## INSTRUCTIONS FOR THE TASK
Go through the listing and copy each line with the string "JSON".

## GIVEN RECORDS

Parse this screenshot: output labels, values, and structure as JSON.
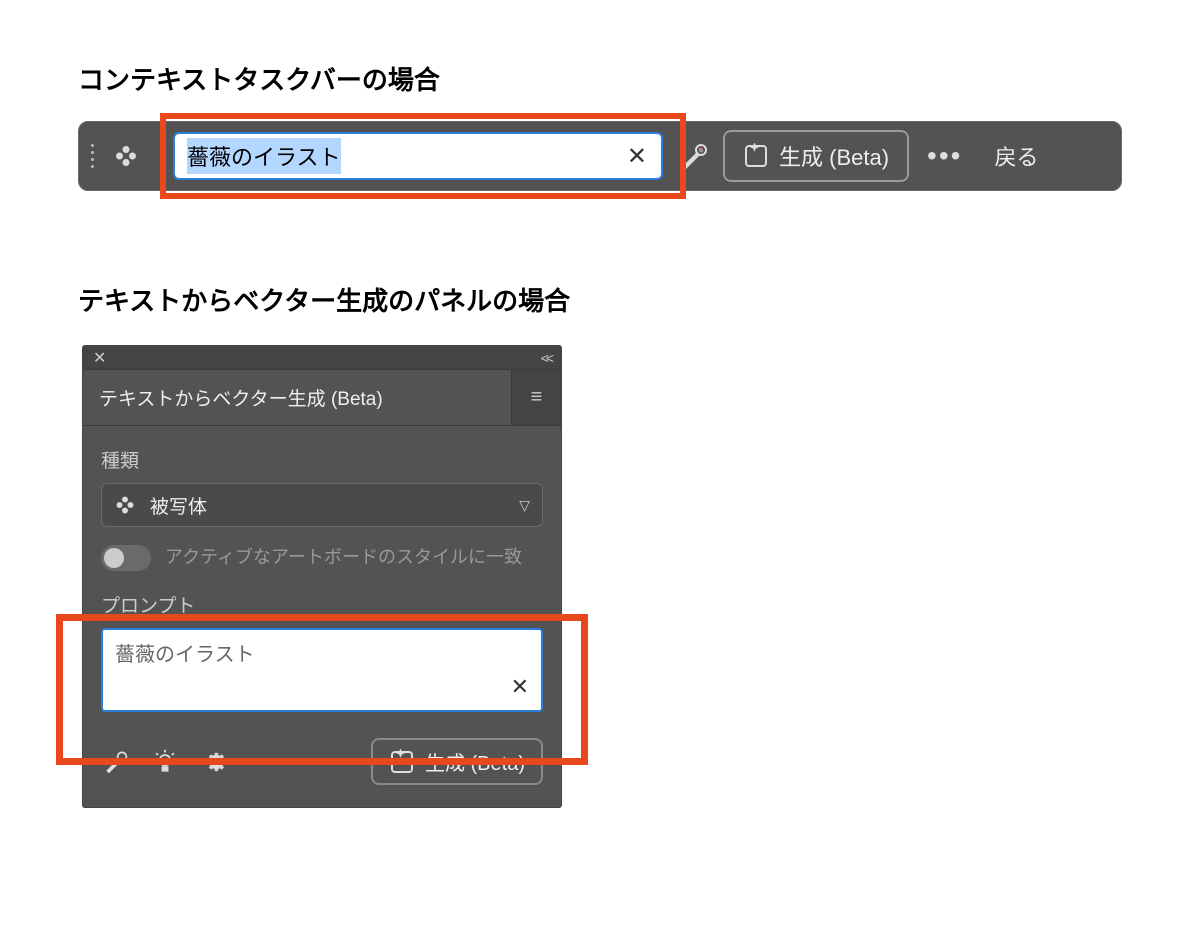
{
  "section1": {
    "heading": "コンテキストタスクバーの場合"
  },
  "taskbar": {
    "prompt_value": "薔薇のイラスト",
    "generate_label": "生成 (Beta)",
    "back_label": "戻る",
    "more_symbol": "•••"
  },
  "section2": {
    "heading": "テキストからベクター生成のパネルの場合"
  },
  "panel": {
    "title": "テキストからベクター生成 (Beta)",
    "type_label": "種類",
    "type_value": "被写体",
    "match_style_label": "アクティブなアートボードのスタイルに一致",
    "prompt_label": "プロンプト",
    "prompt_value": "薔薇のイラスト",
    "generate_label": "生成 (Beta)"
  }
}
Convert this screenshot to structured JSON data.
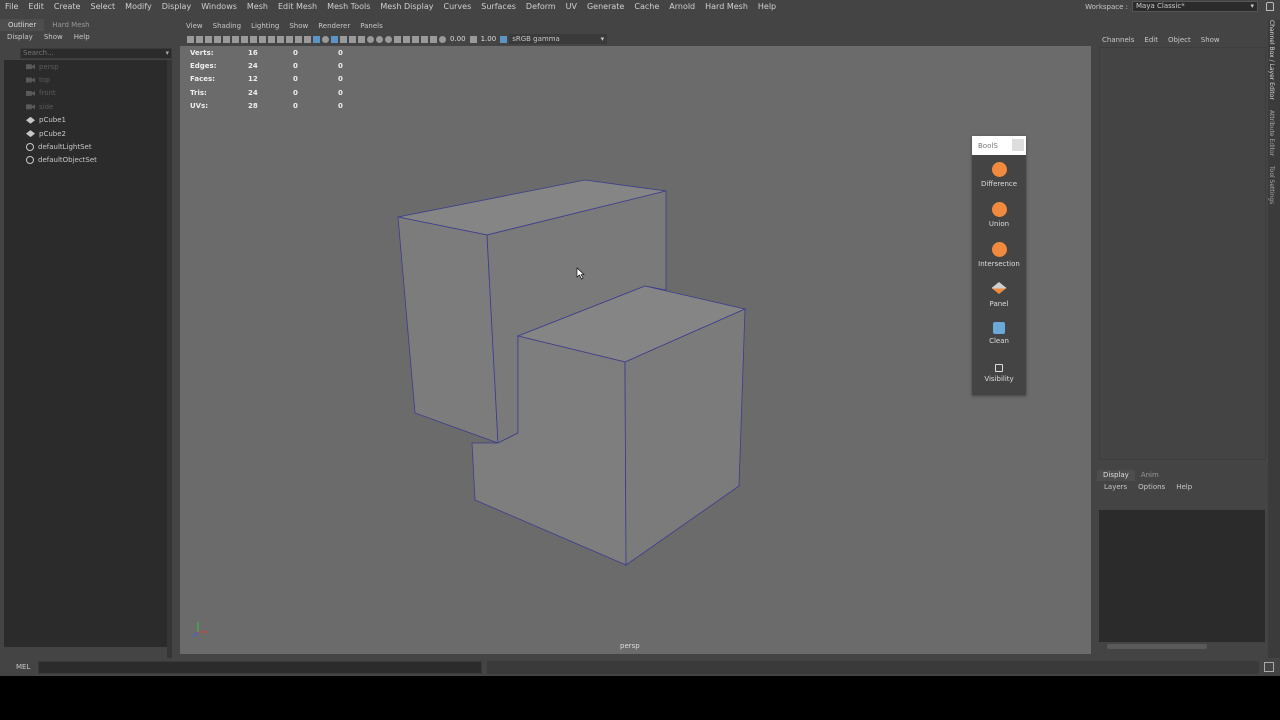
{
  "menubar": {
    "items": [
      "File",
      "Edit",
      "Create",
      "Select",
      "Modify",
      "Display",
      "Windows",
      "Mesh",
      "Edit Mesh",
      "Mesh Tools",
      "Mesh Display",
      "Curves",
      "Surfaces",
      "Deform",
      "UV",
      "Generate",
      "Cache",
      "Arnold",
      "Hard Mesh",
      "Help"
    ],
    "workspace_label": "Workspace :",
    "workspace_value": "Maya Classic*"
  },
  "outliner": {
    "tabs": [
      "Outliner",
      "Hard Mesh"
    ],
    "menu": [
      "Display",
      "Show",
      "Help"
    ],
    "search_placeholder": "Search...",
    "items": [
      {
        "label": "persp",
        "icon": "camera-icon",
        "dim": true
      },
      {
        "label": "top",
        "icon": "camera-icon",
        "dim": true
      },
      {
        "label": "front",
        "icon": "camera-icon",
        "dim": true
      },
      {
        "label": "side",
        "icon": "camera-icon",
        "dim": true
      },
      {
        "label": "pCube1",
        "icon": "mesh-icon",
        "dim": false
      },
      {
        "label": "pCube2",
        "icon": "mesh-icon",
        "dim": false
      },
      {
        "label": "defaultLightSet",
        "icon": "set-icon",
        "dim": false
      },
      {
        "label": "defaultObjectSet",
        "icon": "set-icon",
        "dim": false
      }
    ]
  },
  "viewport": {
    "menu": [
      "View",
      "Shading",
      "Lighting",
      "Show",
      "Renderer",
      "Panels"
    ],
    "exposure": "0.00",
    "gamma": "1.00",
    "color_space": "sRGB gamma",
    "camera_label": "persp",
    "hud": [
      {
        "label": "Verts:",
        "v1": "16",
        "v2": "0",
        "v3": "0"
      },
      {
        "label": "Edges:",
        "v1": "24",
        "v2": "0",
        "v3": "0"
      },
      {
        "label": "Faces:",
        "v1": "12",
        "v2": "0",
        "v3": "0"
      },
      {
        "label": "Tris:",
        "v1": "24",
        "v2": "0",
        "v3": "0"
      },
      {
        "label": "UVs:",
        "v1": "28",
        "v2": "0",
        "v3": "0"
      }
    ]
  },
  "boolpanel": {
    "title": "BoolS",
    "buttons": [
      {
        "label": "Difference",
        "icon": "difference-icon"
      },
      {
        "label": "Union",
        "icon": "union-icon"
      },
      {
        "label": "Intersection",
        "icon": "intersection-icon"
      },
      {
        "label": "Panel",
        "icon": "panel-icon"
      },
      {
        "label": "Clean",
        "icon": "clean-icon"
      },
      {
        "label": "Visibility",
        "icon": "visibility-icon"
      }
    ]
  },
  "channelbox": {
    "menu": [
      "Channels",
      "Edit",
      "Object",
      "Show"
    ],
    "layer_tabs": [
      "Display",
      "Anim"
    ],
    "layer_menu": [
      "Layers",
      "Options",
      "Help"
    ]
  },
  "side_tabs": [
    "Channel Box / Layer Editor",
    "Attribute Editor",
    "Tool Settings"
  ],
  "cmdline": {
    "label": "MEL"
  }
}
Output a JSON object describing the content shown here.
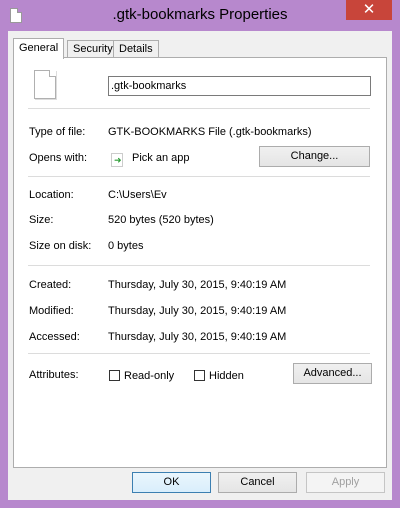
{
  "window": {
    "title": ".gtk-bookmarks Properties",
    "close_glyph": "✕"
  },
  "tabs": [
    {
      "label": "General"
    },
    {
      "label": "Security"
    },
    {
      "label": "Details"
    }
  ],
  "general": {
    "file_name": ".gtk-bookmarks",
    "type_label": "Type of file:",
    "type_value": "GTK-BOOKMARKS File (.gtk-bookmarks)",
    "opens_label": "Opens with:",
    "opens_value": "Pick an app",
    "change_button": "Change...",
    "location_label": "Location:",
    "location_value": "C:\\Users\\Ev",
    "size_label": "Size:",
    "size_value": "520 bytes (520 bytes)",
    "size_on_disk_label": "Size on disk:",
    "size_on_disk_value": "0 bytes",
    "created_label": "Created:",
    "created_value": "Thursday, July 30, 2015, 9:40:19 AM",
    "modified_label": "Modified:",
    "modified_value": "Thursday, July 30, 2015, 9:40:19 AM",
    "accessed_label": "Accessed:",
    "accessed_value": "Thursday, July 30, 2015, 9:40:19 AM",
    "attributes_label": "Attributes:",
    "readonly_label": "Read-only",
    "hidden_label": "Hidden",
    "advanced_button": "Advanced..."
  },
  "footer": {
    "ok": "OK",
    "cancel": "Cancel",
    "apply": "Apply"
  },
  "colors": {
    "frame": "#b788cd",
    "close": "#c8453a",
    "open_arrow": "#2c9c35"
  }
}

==

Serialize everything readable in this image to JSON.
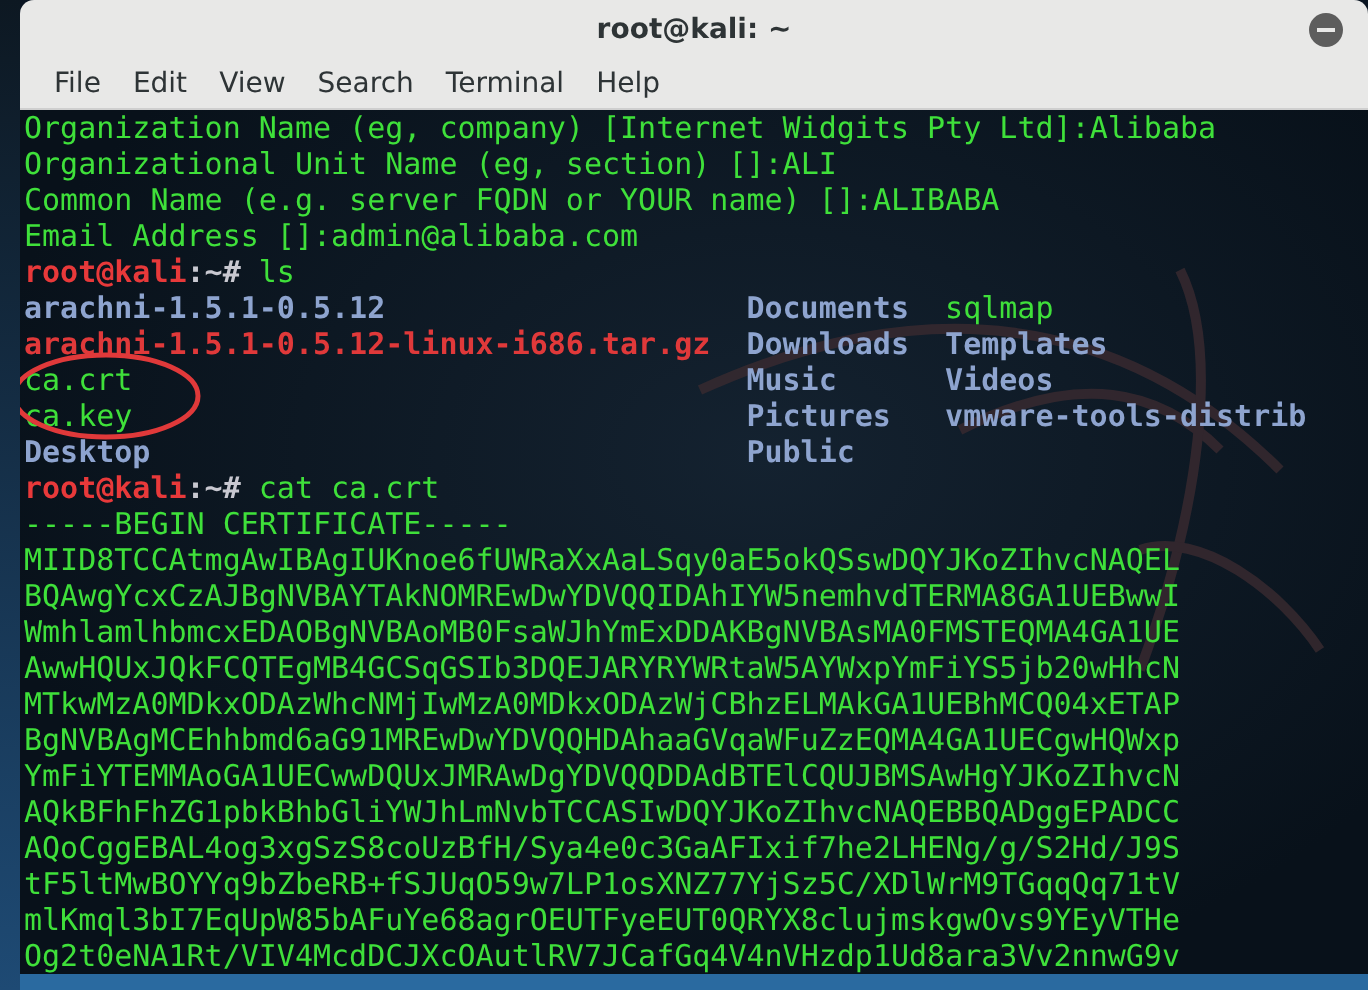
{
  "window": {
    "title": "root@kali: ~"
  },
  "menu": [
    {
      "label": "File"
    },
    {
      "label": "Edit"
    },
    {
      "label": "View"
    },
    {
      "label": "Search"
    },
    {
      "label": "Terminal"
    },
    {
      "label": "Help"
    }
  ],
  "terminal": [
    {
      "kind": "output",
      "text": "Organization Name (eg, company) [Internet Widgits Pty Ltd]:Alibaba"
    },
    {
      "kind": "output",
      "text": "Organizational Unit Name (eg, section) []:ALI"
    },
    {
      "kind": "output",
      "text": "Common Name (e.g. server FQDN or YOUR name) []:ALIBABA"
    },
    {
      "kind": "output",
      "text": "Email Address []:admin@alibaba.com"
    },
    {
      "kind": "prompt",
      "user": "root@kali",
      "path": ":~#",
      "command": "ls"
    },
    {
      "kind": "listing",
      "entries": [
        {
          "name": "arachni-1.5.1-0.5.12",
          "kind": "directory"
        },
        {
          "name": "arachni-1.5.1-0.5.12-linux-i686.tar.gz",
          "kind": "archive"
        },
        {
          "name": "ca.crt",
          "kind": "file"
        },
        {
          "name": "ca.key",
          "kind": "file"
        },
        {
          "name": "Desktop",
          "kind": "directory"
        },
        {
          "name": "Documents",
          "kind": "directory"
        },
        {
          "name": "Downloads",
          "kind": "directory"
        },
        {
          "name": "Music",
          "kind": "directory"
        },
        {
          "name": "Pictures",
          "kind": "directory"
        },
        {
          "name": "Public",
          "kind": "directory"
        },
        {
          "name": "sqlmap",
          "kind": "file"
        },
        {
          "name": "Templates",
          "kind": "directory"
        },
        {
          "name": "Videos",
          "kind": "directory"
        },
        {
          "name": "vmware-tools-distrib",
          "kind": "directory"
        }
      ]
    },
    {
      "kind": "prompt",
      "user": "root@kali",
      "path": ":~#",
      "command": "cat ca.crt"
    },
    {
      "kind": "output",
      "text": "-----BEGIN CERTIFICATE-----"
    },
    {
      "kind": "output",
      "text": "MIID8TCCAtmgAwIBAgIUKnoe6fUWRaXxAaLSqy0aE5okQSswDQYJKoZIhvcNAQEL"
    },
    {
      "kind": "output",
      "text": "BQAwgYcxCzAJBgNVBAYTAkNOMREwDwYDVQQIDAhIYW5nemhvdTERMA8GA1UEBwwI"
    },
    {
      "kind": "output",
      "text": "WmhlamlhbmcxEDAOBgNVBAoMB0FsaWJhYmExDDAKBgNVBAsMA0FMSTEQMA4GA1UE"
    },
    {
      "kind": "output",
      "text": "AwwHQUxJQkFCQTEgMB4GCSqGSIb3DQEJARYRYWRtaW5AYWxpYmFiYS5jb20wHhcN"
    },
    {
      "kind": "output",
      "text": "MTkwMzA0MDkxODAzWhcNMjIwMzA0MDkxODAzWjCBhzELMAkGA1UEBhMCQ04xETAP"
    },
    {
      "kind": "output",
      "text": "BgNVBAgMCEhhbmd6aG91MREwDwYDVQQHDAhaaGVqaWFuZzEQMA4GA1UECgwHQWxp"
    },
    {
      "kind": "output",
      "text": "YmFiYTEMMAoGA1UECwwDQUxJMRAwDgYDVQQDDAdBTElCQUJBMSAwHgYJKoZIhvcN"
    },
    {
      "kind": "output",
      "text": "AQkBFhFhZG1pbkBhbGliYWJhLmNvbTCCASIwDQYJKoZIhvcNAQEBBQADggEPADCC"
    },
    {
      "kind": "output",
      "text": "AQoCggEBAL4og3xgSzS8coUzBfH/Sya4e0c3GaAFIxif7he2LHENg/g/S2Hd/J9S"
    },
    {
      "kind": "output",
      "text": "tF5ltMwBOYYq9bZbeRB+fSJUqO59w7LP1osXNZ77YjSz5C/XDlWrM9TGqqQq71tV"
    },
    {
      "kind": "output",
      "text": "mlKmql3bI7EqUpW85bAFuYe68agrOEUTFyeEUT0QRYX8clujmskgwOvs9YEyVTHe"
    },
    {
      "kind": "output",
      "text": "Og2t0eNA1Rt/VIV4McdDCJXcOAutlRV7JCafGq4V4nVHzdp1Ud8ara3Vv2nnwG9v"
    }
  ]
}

## FINISHED TASK
Parse this screenshot: output labels, values, and structure as JSON.
Convert this screenshot to structured JSON data.
Output a JSON object describing the content shown here.
Serialize everything readable in this image to JSON.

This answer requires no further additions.